Disc 2 is also wide ranging, starting with music by Rousseau, Gluck (Gedda coping superbly with the high tessitura of Gluck’s tenor version of Orphée et Eurydice) and Mozart, before moving on to the German Romantic repertoire. Taken from a 1957 recital disc, Don Ottavio’s arias and Tamino’s Dies Bildnis ist bezaubernd schön are much better than on the complete Klemperer recordings, with a lovely smile in the tone for Tamino’s aria. Belmonte’s Ich baue ganz, recorded in 1967 with the Bath Festival Orchestra under Sir Yehudi Menuhin and sung in impeccable English, is brilliantly done. Exciting performances of Huon’s arias from Oberon lead us into the German Romantics. Gedda only once sang Lohengrin on stage, but decided that Wagner wasn’t for him. His lyrical approach to In fernem Land and Mein lieber Schwann is very beautfiful nonetheless.
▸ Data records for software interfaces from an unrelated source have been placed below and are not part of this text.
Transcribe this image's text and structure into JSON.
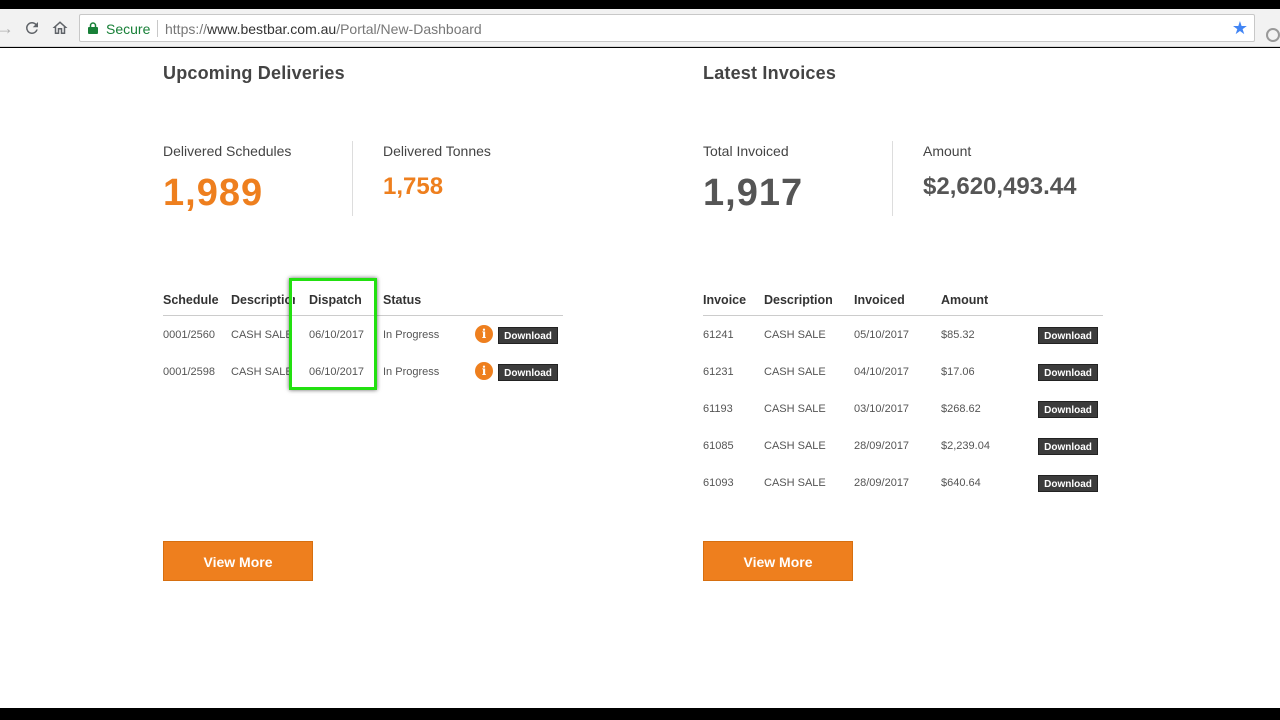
{
  "browser": {
    "secure_label": "Secure",
    "url_scheme": "https://",
    "url_host": "www.bestbar.com.au",
    "url_path": "/Portal/New-Dashboard"
  },
  "deliveries": {
    "title": "Upcoming Deliveries",
    "stats": [
      {
        "label": "Delivered Schedules",
        "value": "1,989"
      },
      {
        "label": "Delivered Tonnes",
        "value": "1,758"
      }
    ],
    "columns": [
      "Schedule",
      "Description",
      "Dispatch",
      "Status"
    ],
    "rows": [
      {
        "schedule": "0001/2560",
        "description": "CASH SALE",
        "dispatch": "06/10/2017",
        "status": "In Progress",
        "info": "i",
        "download": "Download"
      },
      {
        "schedule": "0001/2598",
        "description": "CASH SALE",
        "dispatch": "06/10/2017",
        "status": "In Progress",
        "info": "i",
        "download": "Download"
      }
    ],
    "view_more": "View More"
  },
  "invoices": {
    "title": "Latest Invoices",
    "stats": [
      {
        "label": "Total Invoiced",
        "value": "1,917"
      },
      {
        "label": "Amount",
        "value": "$2,620,493.44"
      }
    ],
    "columns": [
      "Invoice",
      "Description",
      "Invoiced",
      "Amount"
    ],
    "rows": [
      {
        "invoice": "61241",
        "description": "CASH SALE",
        "invoiced": "05/10/2017",
        "amount": "$85.32",
        "download": "Download"
      },
      {
        "invoice": "61231",
        "description": "CASH SALE",
        "invoiced": "04/10/2017",
        "amount": "$17.06",
        "download": "Download"
      },
      {
        "invoice": "61193",
        "description": "CASH SALE",
        "invoiced": "03/10/2017",
        "amount": "$268.62",
        "download": "Download"
      },
      {
        "invoice": "61085",
        "description": "CASH SALE",
        "invoiced": "28/09/2017",
        "amount": "$2,239.04",
        "download": "Download"
      },
      {
        "invoice": "61093",
        "description": "CASH SALE",
        "invoiced": "28/09/2017",
        "amount": "$640.64",
        "download": "Download"
      }
    ],
    "view_more": "View More"
  },
  "colors": {
    "accent": "#ee7f1e",
    "highlight": "#22e010",
    "button_dark": "#3c3c3c"
  },
  "icons": {
    "nav_back": "arrow-left-icon",
    "nav_reload": "reload-icon",
    "nav_home": "home-icon",
    "secure": "lock-icon",
    "bookmark": "star-icon",
    "info": "info-icon"
  }
}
Best of all on this second disc is a magical performance of Magische Töne, sung in a ravishing mezza voce of ineffable sweetness, the long legato line beautifully and firmly held. This is great singing, no doubt about it.

Disc 3 is of French and Italian arias and duets. It starts with a superb performance of La gloire était ma seule idole from Berlioz’s Benvenuto Cellini, a role Gedda made very much his own and of course later recorded complete under Sir Colin Davis. Next comes a dramatic version of Un autre est son époux from Werther, the joyful Aubade from Lalo’s Le Roi d’Ys, and the Raoul/Marguerite duet from Les Huguenots (with Mady Mesplé) with Arnold’s Asil hérèditaire from Rossini’s Guillaume Tell, with its fabulously ringing top notes, leading us into the Italian bel canto items.

Mirella Freni joins him for duets from La Sonnambula, Lucia di Lammermoor and Don Pasquale whilst alone he sings Edgardo’s Tombe degli avi miei and Ernesto’s Cercherò lontana terra. The Bellini had me wishing he had been engaged for Callas’s studio recording of La Sonnambula rather than the ineffectual Monti. After all he had already sung Narciso in her recording of Il Turco in Italia.

Freni, who had yet to venture into more dramatic repertoire, blends well with Gedda in the duets, but back in 1966 she had yet to learn how to project personality in a recording. Her singing is lovely but a little anonymous. Both the solo items could be considered models of bel canto style but are also sung with appreciation of the dramatic situation, the recitatives vividly delivered.

To finish we have a clutch of encores, including Lara’s Granada and the lovely Berceuse from Godard’s Jocelyn, which give us a glimpse of Gedda’s prowess in lighter fare and remind us of that Gedda also recorded a lot of operetta.

Given Gedda was such a prolific recording artist, there was a lot to choose from when compiling a set of Great Moments, and no doubt the set could have extended to many more discs. There is no doubt, though, that EMI have chosen some plums from his discography and there isn’t a dud performance on the whole set. Extravagantly recommended.